The problem: Say how many lines in the records hold "JSON". Nothing but the number should be given.
══ Data supplied ══
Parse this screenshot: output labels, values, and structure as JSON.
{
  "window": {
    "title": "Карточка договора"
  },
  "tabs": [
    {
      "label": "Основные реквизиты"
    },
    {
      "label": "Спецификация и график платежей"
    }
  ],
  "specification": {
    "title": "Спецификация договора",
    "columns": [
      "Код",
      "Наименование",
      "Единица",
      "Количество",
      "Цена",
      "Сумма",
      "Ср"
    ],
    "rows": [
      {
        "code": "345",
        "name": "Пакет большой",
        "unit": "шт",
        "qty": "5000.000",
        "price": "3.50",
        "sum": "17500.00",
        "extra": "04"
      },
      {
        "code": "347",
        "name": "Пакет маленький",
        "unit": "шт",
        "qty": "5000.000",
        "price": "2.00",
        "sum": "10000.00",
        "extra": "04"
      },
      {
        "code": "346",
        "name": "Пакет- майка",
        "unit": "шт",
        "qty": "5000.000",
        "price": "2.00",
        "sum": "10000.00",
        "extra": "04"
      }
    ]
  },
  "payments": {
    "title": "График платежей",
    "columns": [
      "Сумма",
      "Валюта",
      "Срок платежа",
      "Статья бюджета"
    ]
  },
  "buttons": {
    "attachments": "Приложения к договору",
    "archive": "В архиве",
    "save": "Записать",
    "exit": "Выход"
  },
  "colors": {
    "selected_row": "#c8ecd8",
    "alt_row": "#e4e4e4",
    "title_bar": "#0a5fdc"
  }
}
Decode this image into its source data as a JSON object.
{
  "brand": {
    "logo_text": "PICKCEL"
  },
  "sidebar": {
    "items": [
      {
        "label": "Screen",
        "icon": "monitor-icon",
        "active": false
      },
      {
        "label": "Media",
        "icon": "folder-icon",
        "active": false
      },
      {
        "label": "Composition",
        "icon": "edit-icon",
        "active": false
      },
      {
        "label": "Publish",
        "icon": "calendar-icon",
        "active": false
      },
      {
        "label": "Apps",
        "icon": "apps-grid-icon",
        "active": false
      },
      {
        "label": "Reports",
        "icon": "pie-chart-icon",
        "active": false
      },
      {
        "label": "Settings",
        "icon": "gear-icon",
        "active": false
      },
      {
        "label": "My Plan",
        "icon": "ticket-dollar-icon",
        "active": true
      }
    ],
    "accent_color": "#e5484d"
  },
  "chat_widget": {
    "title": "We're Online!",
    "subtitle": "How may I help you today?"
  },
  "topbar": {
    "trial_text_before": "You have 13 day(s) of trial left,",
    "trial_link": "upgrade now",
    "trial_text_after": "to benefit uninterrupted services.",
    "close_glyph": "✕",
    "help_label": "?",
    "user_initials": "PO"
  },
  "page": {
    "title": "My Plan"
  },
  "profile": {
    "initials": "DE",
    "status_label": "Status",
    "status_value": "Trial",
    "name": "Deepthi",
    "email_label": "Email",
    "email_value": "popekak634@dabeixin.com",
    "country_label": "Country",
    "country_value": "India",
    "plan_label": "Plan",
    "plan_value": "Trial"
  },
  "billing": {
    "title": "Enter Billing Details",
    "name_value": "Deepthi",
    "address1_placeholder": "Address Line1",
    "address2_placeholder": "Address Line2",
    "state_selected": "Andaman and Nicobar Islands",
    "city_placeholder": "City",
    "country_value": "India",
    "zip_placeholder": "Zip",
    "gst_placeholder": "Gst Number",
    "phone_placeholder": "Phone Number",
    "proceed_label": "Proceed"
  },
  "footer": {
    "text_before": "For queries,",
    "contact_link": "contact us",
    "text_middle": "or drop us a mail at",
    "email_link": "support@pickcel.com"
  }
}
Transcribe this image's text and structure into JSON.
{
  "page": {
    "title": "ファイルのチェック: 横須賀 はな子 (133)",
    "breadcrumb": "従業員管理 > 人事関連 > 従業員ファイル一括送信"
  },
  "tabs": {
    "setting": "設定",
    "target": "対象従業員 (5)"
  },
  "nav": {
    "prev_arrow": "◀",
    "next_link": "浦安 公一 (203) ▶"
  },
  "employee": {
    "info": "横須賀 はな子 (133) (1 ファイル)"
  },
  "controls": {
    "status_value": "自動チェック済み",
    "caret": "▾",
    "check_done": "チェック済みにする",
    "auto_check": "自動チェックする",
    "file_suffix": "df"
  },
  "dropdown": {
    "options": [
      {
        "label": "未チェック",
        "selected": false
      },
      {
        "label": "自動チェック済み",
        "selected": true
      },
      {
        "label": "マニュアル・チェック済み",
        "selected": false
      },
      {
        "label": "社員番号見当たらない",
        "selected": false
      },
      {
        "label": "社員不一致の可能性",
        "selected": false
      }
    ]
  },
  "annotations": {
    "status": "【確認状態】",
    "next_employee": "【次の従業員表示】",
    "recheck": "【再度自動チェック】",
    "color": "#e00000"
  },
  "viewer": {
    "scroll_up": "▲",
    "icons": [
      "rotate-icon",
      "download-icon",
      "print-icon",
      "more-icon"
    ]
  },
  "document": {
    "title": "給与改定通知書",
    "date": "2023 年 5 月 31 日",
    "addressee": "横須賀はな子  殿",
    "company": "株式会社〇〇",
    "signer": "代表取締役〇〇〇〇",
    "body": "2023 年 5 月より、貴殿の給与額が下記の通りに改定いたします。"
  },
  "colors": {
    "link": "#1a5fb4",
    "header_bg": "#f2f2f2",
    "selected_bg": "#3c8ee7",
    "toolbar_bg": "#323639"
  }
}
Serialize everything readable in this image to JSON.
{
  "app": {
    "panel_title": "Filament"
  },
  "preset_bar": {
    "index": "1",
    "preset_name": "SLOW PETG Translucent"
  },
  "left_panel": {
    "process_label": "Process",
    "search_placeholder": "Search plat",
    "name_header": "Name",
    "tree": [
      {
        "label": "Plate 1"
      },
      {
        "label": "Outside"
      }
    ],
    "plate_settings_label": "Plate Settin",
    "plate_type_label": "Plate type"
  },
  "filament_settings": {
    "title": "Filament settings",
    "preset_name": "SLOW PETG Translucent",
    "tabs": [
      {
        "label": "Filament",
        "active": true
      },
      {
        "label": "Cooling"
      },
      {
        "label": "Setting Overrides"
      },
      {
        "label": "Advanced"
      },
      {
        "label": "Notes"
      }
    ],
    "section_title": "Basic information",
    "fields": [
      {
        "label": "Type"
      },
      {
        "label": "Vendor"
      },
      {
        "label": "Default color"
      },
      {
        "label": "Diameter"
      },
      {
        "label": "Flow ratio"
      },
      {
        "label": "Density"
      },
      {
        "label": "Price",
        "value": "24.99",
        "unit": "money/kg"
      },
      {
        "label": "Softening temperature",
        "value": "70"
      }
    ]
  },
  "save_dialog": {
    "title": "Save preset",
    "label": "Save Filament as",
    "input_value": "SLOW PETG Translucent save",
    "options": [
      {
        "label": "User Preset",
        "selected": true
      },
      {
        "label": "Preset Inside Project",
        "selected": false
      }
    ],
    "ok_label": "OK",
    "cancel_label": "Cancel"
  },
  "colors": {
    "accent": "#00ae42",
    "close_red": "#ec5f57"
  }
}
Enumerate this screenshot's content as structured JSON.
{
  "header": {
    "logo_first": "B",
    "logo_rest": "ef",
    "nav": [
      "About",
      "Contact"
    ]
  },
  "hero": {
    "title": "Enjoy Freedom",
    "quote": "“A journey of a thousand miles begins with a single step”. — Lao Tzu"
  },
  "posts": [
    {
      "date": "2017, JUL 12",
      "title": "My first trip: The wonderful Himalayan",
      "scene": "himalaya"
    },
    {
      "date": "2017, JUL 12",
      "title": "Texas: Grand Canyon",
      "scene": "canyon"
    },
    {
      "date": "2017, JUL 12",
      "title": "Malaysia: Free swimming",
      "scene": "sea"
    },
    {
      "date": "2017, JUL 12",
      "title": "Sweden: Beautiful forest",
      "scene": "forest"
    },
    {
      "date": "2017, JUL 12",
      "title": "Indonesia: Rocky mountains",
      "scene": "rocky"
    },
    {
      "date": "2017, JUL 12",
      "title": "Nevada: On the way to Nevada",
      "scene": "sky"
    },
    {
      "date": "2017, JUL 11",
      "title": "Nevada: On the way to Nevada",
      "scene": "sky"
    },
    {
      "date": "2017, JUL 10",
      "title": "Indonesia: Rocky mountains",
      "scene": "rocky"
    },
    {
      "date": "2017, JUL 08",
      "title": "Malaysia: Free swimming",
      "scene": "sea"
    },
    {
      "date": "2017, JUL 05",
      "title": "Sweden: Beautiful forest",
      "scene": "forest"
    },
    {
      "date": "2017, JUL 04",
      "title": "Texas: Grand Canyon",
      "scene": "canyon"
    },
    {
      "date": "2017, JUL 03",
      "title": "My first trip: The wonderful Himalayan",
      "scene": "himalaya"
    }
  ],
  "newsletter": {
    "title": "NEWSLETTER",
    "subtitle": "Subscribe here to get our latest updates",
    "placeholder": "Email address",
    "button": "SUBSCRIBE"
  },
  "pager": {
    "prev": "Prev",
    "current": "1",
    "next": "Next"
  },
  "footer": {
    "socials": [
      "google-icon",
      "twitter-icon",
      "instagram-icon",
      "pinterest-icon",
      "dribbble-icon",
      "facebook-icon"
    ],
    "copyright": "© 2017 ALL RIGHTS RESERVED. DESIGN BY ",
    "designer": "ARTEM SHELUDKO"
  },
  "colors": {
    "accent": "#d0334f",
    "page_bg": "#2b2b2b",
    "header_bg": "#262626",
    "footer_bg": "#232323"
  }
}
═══
Written answer: 5